Cody and I have decided to pair as Dr. Horrible (her) and Captain Hammer (me). They’re simple costumes, so they don’t really fulfill that deep-seated need to construct something epic. However, they’re fun costumes that we can achieve with the time we have. Most of the attendees at the party we’re attending should recognize the outfits, which is a bonus.
So, that’s good news.
From a more long-term point of view, I did some reading up and I severely underestimated the utility of papier-mâché. I’ve been imagining a future filled with hot ABS plastic and noxious fiberglass-resin fumes because those seemed the only ways to get good, smooth, solid costume pieces. I’ve always thought of papier-mâché as crude and flimsy. In the form I used, it was. But that’s because I was only exploring part of it. Check out this guy.
It makes a lot of sense, if one pauses to think about it. At its most basic, papier-mâché is the same thing as fiberglass: fibers suspended in a glue. Paper is a lot stronger than one might give it credit for, too. Sure, we can rip paper by pulling nearby sections in opposite directions, but have you ever tried to tug on it from two opposite ends? It’ll give, but not without effort and usually local to the area where you’re pulling, not in the middle where the highest stress is. Paper’s strong stuff. Add glue to the mix and you’ve got a decent material—if you execute it correctly.
What’s more, the “strip” form is only one of the two ways to use papier-mâché. The other, using pulped paper, ends up as a clay-like material that can be molded and shaped however you want. Way more versatile. Layer something up with several layers of strips, work in detail with the clay form, and then waterseal it with lacquer of some kind and you’ve got a pretty formidable piece of hardware that’ll stand up to a good amount of weathering.
Get some fine-grained sandpaper to smooth it down, and you might, might have something on par with ABS plastic or fiberglass—as far as costuming goes, anyway—and at a fraction of the cost and risk (glass fibers can do terrible things to your lungs; where’s the risk in water, paper, and flour?).
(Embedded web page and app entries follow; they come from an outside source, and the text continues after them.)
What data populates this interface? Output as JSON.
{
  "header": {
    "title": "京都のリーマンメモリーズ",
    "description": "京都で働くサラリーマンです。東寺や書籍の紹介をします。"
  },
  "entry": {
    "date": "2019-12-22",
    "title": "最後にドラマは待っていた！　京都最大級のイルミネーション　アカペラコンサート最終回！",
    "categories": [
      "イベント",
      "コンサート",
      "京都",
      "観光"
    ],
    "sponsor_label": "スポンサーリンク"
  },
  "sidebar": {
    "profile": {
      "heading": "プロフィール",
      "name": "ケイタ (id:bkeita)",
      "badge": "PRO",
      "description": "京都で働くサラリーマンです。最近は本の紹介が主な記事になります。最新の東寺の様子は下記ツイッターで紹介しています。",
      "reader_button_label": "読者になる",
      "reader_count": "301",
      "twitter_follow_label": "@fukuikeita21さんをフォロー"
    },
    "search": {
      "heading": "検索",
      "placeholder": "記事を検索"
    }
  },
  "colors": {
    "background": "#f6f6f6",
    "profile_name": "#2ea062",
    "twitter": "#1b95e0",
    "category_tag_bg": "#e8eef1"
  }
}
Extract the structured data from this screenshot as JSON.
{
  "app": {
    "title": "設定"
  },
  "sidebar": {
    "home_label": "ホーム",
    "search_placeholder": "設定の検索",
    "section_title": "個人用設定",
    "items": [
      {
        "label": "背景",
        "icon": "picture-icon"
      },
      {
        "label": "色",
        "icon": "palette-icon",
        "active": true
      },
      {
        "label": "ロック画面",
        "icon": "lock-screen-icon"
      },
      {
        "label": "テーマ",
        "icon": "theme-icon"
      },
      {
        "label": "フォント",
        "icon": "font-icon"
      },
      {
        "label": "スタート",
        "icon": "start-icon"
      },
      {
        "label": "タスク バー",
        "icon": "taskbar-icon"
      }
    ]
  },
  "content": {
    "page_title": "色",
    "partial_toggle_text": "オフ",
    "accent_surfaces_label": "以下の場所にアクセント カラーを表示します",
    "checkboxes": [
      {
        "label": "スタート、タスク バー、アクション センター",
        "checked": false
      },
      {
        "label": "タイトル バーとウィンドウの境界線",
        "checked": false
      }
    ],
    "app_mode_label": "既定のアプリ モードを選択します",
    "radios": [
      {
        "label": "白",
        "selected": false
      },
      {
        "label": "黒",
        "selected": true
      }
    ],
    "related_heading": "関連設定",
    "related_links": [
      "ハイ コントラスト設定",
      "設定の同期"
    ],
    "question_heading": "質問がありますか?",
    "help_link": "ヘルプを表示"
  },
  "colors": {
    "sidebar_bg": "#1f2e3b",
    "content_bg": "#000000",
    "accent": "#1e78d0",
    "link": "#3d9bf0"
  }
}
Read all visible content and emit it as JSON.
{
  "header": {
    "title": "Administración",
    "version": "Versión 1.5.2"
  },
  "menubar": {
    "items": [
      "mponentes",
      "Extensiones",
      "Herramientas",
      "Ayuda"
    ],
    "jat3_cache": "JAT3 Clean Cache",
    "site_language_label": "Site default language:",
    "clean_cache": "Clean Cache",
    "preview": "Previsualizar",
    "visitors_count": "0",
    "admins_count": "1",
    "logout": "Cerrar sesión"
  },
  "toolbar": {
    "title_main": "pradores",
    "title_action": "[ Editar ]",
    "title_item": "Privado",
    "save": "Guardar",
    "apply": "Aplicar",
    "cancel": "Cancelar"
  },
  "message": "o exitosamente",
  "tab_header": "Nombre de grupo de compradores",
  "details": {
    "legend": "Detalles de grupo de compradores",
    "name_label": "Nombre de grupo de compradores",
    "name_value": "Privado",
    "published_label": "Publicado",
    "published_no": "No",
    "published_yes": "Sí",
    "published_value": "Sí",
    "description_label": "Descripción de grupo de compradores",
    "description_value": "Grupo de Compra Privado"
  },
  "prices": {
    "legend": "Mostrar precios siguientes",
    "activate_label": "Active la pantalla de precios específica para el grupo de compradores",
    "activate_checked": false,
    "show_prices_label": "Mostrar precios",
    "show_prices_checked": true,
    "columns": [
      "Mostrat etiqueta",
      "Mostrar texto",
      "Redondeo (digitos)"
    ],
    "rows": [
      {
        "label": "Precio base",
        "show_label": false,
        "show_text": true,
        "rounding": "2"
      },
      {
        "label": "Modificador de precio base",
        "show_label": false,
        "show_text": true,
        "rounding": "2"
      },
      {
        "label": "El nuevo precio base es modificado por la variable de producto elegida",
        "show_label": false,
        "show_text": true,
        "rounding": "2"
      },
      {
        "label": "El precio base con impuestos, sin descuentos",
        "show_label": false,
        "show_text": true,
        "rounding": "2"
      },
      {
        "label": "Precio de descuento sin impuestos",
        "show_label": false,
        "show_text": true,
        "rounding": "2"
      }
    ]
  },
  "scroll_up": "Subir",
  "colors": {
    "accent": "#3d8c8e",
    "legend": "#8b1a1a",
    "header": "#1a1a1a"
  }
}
Suffice it to say I plan to test out this hypothesis at the earliest opportunity. If it works, hoo boy. I shall become a costume making machine.